- Regulatory Compliance and Reputation Management: Adhering to the fraud liability shift regulations ensures FIs remain compliant with evolving industry standards and government mandates. By upholding regulatory requirements, FIs mitigate reputational risks associated with fraud incidents, which can have long-lasting impacts on brand perception. Compliance demonstrates an FI’s dedication to protecting customers and maintaining a secure financial ecosystem.
While the fraud liability shift presents numerous opportunities, FIs must be mindful of the challenges that lie ahead. Key considerations include:
- Operational Impact: FIs must adapt their operational processes to accommodate the liability shift effectively. This involves developing more robust risk assessment, increased fraud and mule monitoring and internal process controls to identify and mitigate potential vulnerabilities. This includes hardening onboarding processes, early account monitoring and ongoing monitoring to identify legitimate accounts becoming mule accounts. It would also expect to increase the size of the operational departments for repatriations when the FI receives funds, and increased investigation team size and costs. New customer contact strategies would need to be created for suspected mule alerts that would pass AML regulatory constraints. All this should reduce the increase in fraud exposure and reimbursement costs expected due to this legislation.
- Continuous Adaptation: Fraudsters continuously evolve their tactics, demanding FIs to stay one step ahead. FIs need to invest in multilayered technologies, advanced analytics, and machine learning algorithms to detect and prevent emerging fraud patterns promptly. Ongoing employee training programs and collaborations with industry advisory experts are essential to keep abreast of the latest fraud trends and prevention techniques. Ensuring seamless integration of new technologies and systems is crucial to maintain uninterrupted services and adapt in an agile manner, while minimizing any operational disruptions.
- Customer Education: FIs must communicate the implications of the fraud liability shift to their customers effectively. Educating customers about fraud, the new regulations, the protection provided, and the collaborative nature of fraud prevention cultivates a shared responsibility in combating fraud. By empowering customers with knowledge, FIs can foster a vigilant and security-conscious customer base.

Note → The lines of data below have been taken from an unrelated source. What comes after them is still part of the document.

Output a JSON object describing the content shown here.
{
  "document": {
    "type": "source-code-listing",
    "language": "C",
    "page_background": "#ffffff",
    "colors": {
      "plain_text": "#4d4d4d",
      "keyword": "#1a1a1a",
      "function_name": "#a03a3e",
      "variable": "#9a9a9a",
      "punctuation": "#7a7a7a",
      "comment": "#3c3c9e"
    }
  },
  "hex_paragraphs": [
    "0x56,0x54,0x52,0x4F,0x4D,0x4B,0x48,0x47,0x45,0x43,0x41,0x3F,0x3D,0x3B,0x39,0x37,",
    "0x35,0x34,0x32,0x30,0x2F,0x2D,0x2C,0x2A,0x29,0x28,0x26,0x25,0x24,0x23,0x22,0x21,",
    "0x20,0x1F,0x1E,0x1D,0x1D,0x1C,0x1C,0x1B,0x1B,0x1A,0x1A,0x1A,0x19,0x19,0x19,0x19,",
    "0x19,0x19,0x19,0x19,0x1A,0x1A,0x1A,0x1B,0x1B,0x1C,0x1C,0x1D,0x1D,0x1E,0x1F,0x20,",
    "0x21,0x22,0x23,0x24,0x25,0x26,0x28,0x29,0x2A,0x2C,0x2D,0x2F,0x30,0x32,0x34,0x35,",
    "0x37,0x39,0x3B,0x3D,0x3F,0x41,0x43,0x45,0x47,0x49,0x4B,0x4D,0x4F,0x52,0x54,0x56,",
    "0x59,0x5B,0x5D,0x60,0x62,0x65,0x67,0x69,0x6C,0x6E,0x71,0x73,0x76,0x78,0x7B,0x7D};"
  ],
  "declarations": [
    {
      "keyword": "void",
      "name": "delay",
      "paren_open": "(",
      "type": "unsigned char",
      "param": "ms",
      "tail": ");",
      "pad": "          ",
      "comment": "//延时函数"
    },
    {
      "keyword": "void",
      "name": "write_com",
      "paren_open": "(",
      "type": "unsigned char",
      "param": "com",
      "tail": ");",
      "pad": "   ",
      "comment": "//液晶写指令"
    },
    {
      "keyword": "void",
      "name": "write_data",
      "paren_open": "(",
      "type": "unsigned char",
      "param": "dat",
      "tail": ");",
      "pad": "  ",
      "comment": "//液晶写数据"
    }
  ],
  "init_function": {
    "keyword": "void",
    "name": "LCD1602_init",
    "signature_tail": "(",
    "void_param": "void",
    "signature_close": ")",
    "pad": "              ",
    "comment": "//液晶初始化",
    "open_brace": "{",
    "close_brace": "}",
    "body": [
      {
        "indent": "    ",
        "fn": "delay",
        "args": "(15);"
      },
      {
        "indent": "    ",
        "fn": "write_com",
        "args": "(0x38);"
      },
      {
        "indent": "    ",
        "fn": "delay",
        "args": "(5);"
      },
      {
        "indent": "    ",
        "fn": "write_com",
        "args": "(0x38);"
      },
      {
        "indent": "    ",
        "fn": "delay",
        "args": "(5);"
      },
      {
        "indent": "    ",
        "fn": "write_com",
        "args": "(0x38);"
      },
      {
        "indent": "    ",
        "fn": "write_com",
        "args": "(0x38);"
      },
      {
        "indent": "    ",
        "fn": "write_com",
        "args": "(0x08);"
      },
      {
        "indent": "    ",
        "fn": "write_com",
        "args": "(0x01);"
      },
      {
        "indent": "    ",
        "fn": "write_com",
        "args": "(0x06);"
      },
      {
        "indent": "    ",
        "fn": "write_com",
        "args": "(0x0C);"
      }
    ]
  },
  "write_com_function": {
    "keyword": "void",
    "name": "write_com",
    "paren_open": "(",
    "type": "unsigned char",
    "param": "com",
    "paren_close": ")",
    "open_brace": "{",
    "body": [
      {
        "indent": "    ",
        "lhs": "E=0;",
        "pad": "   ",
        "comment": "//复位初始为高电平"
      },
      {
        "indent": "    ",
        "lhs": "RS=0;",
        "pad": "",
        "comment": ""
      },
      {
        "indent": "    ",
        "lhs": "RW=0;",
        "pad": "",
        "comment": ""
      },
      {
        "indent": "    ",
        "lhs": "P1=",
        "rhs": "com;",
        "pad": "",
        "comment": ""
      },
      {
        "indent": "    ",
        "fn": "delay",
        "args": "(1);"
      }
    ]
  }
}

- For non-UK banks: as discussed in previous articles, we have seen in the past that when legislation is put in place for fraud in the UK, it tends to propagate across countries. We are now seeing in Europe some countries actively issuing fraud reimbursement legislation like the UK for non-customer-initiated fraud while many more countries globally such as the US and Australia are actively taking steps toward passing such legislation. As such, we predict that the legislation we are now seeing with the newest PSR announcement, geared toward complete customer reimbursement, extending the liability to the receiving FIs would also be considered and put into effect in other countries as well in the future.
The UK fraud liability shift brings challenges and opportunities for FIs in the battle against fraud. It will be up to the FIs commitment and determination, from senior management level to the intern level, to stop frauds in the new landscape that would decide the outcome for the FIs.
This legislation signals a move to a more structured approach to APP fraud in the UK, but the impact is likely global. This change is something we also expect to see rolling out on a more global scale as well. We believe many fraud managers globally would benefit greatly by looking at the UK experience and learning from it.
To read more about NICE Actimize’s Fraud detection solutions visit this webpage.